Porsche 911 Turbo/Turbo S
The variety of 911 variants can seem almost dizzying to the uninitiated, but nearly everyone knows the 911 Turbo (which, for those who have trouble keeping track, sits at the top of the lineup, above the GTS and below the GT3, though it’s more powerful than both.) The car comes in two versions, both powered by Porsche’s 3.8 liter flat six; the Turbo produces 540 hp Turbo while the Turbo S puts out 580 hp. The former gets to 60 MPH in 2.9 seconds and the latter in 2.8. Interior improvements include the same steering wheel design as the 918 Spyder, which has the performance mode selector dial mounted within reach of the driver’s right thumb. That way you can fine-tune your 911 Turbo’s driving characteristics as you cling on for dear life. Both Turbo and Turbo S are available in coupe or convertible forms — the latter is perfect if you don’t mind losing your toupee on the Autobahn at 200-plus MPH.
Volvo‘s new Chinese owners have poured $11 billion into the brand since 2010, an investment that is just now starting bearing fruit. The show started with the news that the XC90 had won the coveted North American Truck/Utility of the Year (NACTOY) award; a few hours later, Volvo revealed the S90, their new flagship sedan. Long and low, the S90 presents a profile that is refreshingly unique and unmistakably Swedish. Inside, the S90 benefits from the high-lux interior and the brilliant tablet-like touch screen with which we fell in love in the XC90. The S90 will offer T5 (250 hp turbocharged) and T6 (316 hp turbo- and supercharged) versions of Volvo’s 2-liter four-cylinder engine, along with a T8 plug-in hybrid powertrain that delivers 400 hp. Seeing the S90 in person makes us even more impatient for Volvo to modernize the rest of its lineup, specifically the 60-series cars.

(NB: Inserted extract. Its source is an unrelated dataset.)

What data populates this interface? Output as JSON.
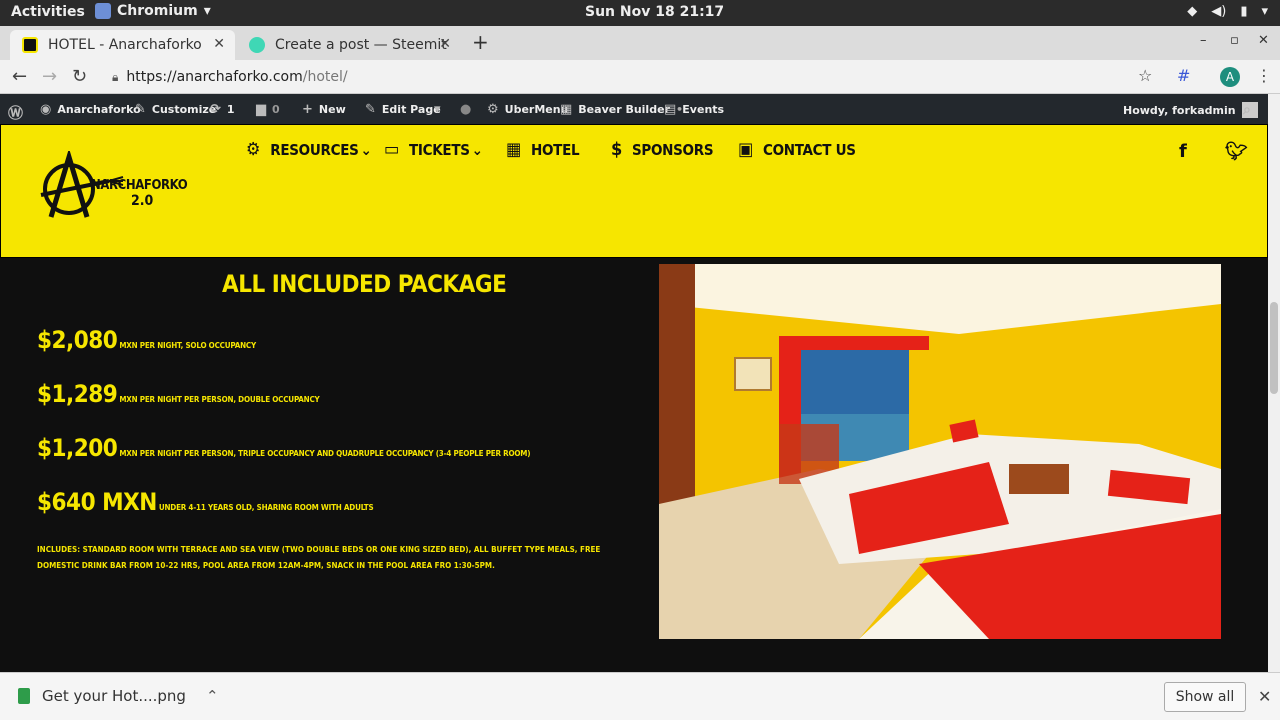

Patience, please. Patience.
Photo Credit ©Various Automakers, but we shot that stunning header image ourselves.